Some were out on the court looking for competitive play, others to make history, some considered legacy and some for the love of the game.
But every single UW-Eau Claire men’s club volleyball player on the court from April 7-9 at a packed convention center in Louisville, Kentucky for the NCVF National Tournament was jumping, diving, sweating and screaming for two reasons — to have fun, and to win a national championship.
Although the Eau Claire men’s volleyball team fell just short of a title, they did capture their best overall finish in five years by placing third at the NCVF Division II level.
“We just go out there and have a good time and not a lot of teams can say that,” sophomore Pierce Moriarty said. “That is when we are at our best.”
And their best almost won them a national championship, a prize they had their eye on all year after being ranked No. 1 in the nation at the NCVF II level.
But like college basketball’s March Madness, the NCVF tournament can be just as crazy.
The tourney begins with all 48 teams that qualify for nationals being put into pools. After pool play concludes, the teams with the best records qualify for the gold bracket, which is where Eau Claire was placed.
After that, a single elimination format is used to determine a winner. Eau Claire lost in the semifinals, tying them for third.
Like any team when its season ends, it must say goodbye to its seniors. The men’s club volleyball team has three and Moriarty said he’ll miss them all.
But this season will always have a special place in Moriarty’s heart as well as freshman Derek Lindquist’s, as it was his first on the team. He said joining the club soon after enrolling at Eau Claire is a decision he’ll never regret.
Lindquist’s spot on the team ended up happening by chance. He told a friend of his that he was attending UW-Eau Claire and his buddy suggested he look into its club volleyball team.

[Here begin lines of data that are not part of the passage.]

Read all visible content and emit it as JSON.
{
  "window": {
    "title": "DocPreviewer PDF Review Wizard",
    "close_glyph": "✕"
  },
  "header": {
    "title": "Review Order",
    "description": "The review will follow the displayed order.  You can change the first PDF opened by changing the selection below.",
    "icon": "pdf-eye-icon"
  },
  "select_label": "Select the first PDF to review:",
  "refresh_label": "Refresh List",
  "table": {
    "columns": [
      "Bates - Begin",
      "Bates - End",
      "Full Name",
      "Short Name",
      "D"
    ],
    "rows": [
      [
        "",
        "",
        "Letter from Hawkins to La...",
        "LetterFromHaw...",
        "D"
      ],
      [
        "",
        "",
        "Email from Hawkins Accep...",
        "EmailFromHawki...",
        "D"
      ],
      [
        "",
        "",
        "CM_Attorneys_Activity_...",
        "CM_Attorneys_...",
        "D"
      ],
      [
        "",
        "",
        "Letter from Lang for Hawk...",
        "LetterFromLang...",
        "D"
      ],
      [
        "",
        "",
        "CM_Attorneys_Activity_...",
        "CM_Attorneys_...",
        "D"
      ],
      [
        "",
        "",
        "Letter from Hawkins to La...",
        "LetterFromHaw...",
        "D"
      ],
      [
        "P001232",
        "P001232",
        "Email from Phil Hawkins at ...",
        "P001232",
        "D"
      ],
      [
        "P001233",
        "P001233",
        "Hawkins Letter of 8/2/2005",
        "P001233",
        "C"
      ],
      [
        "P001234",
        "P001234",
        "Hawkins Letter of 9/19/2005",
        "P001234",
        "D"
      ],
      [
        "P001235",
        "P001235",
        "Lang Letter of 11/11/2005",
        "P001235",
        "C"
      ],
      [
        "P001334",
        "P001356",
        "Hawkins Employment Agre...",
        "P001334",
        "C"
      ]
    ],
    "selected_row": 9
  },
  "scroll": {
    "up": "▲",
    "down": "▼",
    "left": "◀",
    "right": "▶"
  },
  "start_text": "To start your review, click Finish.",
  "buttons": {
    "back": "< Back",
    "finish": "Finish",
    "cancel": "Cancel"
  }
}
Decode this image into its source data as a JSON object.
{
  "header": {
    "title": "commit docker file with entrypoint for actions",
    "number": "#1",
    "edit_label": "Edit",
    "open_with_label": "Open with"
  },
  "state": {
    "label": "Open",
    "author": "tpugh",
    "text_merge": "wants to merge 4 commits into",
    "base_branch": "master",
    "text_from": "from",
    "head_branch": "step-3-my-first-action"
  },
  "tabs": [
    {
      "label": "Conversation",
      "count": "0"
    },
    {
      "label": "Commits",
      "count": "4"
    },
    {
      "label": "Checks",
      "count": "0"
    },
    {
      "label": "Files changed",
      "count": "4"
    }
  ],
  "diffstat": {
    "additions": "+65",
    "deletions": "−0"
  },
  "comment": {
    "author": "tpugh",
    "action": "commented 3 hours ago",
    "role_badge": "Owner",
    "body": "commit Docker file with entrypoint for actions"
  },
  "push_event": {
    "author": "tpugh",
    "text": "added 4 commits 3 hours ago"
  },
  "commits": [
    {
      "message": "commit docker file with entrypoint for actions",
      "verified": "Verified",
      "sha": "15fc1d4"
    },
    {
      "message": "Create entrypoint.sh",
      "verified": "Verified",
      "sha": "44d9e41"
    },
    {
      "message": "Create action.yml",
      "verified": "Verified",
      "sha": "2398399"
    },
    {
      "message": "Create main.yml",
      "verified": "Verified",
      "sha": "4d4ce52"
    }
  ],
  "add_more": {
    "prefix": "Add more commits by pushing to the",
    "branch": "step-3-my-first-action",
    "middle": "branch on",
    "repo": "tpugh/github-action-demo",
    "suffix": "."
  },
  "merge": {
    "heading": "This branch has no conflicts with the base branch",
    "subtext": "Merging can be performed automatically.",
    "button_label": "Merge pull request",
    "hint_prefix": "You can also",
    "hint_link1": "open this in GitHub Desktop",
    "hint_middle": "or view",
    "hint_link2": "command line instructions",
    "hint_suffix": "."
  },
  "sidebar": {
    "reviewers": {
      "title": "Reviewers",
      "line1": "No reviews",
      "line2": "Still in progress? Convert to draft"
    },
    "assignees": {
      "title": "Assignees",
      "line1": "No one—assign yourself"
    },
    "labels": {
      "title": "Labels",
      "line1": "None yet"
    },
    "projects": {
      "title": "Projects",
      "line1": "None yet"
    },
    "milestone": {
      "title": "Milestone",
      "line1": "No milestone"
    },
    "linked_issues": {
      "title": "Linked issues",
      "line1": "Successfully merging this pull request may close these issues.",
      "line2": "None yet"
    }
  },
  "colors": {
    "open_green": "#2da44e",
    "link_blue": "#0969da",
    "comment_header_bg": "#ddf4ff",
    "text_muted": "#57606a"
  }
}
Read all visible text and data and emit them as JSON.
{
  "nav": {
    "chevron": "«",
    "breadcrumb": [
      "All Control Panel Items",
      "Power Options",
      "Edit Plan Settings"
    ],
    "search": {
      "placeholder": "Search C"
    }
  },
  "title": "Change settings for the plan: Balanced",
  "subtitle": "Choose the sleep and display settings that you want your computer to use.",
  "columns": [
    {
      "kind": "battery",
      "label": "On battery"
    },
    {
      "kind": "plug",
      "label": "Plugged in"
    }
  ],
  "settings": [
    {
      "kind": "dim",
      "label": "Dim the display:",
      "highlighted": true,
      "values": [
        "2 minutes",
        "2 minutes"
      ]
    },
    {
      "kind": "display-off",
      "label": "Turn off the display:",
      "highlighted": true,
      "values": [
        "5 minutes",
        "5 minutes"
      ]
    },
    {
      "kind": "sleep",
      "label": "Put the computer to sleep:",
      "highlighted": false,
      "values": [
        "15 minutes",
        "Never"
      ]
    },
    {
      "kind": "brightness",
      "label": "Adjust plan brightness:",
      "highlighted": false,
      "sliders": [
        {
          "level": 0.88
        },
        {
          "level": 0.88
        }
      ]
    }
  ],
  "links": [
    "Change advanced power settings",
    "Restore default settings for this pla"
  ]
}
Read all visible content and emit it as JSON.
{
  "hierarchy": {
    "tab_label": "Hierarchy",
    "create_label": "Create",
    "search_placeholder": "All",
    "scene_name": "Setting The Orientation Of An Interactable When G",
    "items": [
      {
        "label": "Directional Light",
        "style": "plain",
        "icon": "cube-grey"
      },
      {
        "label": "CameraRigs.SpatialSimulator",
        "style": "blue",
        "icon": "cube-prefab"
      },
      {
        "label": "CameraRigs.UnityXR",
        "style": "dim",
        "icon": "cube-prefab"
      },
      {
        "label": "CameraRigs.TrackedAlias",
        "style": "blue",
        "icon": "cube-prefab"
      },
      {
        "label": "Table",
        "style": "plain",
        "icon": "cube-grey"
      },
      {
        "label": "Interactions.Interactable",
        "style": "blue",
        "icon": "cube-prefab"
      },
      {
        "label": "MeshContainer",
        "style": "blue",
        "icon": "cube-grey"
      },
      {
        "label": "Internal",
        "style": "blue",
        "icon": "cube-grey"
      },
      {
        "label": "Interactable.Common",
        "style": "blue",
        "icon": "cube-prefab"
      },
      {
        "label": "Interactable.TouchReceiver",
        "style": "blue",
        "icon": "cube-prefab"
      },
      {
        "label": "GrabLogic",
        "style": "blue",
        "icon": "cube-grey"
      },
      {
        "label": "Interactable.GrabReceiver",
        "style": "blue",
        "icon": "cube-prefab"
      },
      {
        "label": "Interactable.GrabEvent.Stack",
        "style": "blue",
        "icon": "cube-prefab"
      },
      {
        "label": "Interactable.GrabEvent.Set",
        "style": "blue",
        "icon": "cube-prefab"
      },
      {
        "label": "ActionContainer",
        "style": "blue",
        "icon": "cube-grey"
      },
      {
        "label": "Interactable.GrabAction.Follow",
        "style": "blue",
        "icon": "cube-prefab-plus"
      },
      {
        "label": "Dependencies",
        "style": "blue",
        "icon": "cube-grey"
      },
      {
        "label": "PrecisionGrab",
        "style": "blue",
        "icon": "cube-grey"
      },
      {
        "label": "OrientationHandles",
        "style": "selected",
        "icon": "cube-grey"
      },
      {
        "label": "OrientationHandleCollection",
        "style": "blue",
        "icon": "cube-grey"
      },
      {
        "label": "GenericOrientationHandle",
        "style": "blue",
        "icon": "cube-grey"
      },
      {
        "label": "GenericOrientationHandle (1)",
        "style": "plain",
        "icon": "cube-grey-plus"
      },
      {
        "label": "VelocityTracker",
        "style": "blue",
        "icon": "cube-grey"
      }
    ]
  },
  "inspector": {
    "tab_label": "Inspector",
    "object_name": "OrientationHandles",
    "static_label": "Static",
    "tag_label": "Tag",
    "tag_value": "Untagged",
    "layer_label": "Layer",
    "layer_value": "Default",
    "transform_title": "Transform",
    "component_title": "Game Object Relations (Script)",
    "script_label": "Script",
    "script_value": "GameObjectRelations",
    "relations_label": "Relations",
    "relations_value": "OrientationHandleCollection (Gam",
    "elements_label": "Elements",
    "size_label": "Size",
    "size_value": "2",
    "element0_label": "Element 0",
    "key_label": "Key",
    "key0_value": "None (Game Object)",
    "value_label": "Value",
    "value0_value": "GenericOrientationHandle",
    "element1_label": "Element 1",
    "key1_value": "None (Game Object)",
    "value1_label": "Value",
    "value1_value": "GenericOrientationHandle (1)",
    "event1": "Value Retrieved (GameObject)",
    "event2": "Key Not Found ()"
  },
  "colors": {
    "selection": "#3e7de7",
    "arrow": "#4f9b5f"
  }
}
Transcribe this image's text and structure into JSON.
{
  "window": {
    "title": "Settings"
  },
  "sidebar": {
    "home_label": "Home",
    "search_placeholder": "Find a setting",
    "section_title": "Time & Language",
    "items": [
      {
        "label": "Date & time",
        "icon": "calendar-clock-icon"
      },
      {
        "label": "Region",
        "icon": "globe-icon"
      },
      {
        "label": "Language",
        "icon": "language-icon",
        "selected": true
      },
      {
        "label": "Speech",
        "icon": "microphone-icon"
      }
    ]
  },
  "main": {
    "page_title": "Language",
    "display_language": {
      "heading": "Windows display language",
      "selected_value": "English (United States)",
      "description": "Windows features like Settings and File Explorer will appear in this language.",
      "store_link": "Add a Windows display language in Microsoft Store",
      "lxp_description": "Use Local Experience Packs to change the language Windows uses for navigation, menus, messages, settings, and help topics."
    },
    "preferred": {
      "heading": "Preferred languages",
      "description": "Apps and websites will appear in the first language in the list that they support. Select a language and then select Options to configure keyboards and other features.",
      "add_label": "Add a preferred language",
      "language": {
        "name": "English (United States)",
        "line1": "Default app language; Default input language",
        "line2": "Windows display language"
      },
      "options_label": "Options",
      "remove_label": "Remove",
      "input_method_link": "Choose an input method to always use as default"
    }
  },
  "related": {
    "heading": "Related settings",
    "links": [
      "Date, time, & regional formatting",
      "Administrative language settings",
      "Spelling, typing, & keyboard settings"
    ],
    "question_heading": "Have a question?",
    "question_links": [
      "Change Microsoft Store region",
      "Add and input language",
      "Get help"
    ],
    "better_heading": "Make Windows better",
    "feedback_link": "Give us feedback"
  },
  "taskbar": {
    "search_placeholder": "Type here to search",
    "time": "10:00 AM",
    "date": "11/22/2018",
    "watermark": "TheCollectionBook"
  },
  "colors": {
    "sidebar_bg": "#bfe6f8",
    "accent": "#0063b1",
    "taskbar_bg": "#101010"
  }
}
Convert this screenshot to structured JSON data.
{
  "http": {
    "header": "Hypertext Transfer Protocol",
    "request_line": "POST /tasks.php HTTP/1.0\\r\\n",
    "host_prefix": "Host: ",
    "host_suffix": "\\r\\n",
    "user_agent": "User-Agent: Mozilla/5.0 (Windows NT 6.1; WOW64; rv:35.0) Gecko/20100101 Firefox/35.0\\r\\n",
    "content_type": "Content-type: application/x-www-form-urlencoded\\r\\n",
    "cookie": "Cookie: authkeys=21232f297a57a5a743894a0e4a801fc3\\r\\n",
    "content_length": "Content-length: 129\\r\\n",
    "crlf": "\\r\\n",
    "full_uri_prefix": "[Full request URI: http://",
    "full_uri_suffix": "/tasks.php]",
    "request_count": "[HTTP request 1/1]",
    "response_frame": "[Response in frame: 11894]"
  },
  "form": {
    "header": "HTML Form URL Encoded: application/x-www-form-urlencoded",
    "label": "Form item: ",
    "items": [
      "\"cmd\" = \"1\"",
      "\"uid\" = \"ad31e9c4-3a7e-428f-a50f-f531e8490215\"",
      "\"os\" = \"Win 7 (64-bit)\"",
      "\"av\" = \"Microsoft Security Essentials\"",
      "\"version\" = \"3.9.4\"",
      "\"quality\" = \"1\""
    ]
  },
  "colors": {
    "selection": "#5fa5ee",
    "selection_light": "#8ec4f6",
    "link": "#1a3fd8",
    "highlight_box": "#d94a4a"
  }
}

Moriarty and the rest of the returning players were excited to see him at practice, and standing at 6 feet 7 inches, Lindquist brought the size to a team that desperately needed some, Moriarty said.
Lindquist’s first season hardly could’ve went better, and though he said there were some bumps along the way in the form of tough losses and self doubt, the bond he made with his teammates was worth it.
“We are a bunch of goons,” Lindquist said. “That is one thing I’ll remember is just how weird this team was but I loved them.”
So by weekend’s end, every Eau Claire club volleyball player got what they were looking for, whether it was Moriarty playing for legacy as the third person in his family to play on the team or Lindquist having fun while maintaining a competitive edge. Regardless it was a season for the history books.